◆ Brief
All lines below must be repeated exactly, with the pictures omitted.

◆ Interface dataset entries

________________________________________

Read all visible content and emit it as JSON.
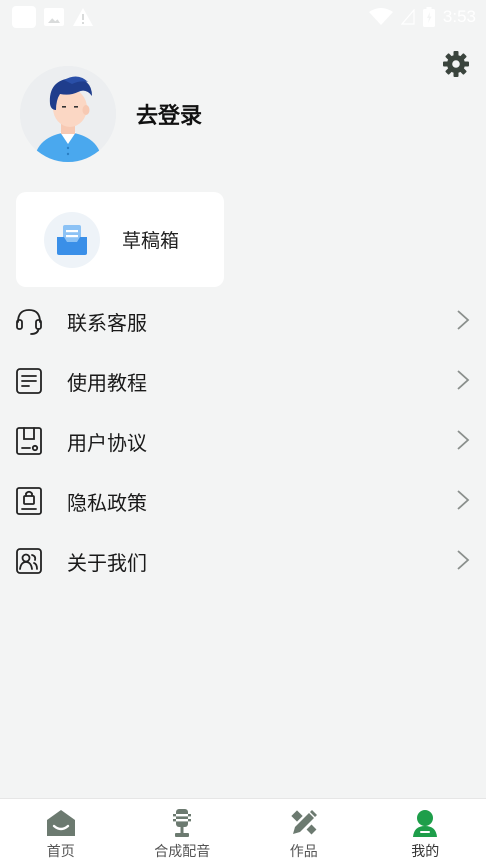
{
  "status_bar": {
    "time": "3:53",
    "icons": [
      "app-square-icon",
      "image-icon",
      "warning-icon",
      "wifi-icon",
      "signal-icon",
      "battery-icon"
    ]
  },
  "header": {
    "settings_icon": "gear-icon",
    "login_label": "去登录",
    "avatar": "user-avatar"
  },
  "draft_box": {
    "label": "草稿箱",
    "icon": "inbox-icon"
  },
  "menu": {
    "items": [
      {
        "label": "联系客服",
        "icon": "headset-icon"
      },
      {
        "label": "使用教程",
        "icon": "document-icon"
      },
      {
        "label": "用户协议",
        "icon": "agreement-icon"
      },
      {
        "label": "隐私政策",
        "icon": "privacy-lock-icon"
      },
      {
        "label": "关于我们",
        "icon": "contacts-icon"
      }
    ]
  },
  "bottom_nav": {
    "items": [
      {
        "label": "首页",
        "icon": "home-icon",
        "active": false
      },
      {
        "label": "合成配音",
        "icon": "microphone-icon",
        "active": false
      },
      {
        "label": "作品",
        "icon": "pencil-ruler-icon",
        "active": false
      },
      {
        "label": "我的",
        "icon": "profile-icon",
        "active": true
      }
    ]
  },
  "colors": {
    "background": "#f3f4f4",
    "accent_green": "#1e9e4a",
    "nav_icon_gray": "#6c7a70",
    "text_primary": "#1a1a1a"
  }
}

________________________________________

◆ Answer to this task
Read all visible content and emit it as JSON.
{
  "status_bar": {
    "time": "3:53",
    "icons": [
      "app-square-icon",
      "image-icon",
      "warning-icon",
      "wifi-icon",
      "signal-icon",
      "battery-icon"
    ]
  },
  "header": {
    "settings_icon": "gear-icon",
    "login_label": "去登录",
    "avatar": "user-avatar"
  },
  "draft_box": {
    "label": "草稿箱",
    "icon": "inbox-icon"
  },
  "menu": {
    "items": [
      {
        "label": "联系客服",
        "icon": "headset-icon"
      },
      {
        "label": "使用教程",
        "icon": "document-icon"
      },
      {
        "label": "用户协议",
        "icon": "agreement-icon"
      },
      {
        "label": "隐私政策",
        "icon": "privacy-lock-icon"
      },
      {
        "label": "关于我们",
        "icon": "contacts-icon"
      }
    ]
  },
  "bottom_nav": {
    "items": [
      {
        "label": "首页",
        "icon": "home-icon",
        "active": false
      },
      {
        "label": "合成配音",
        "icon": "microphone-icon",
        "active": false
      },
      {
        "label": "作品",
        "icon": "pencil-ruler-icon",
        "active": false
      },
      {
        "label": "我的",
        "icon": "profile-icon",
        "active": true
      }
    ]
  },
  "colors": {
    "background": "#f3f4f4",
    "accent_green": "#1e9e4a",
    "nav_icon_gray": "#6c7a70",
    "text_primary": "#1a1a1a"
  }
}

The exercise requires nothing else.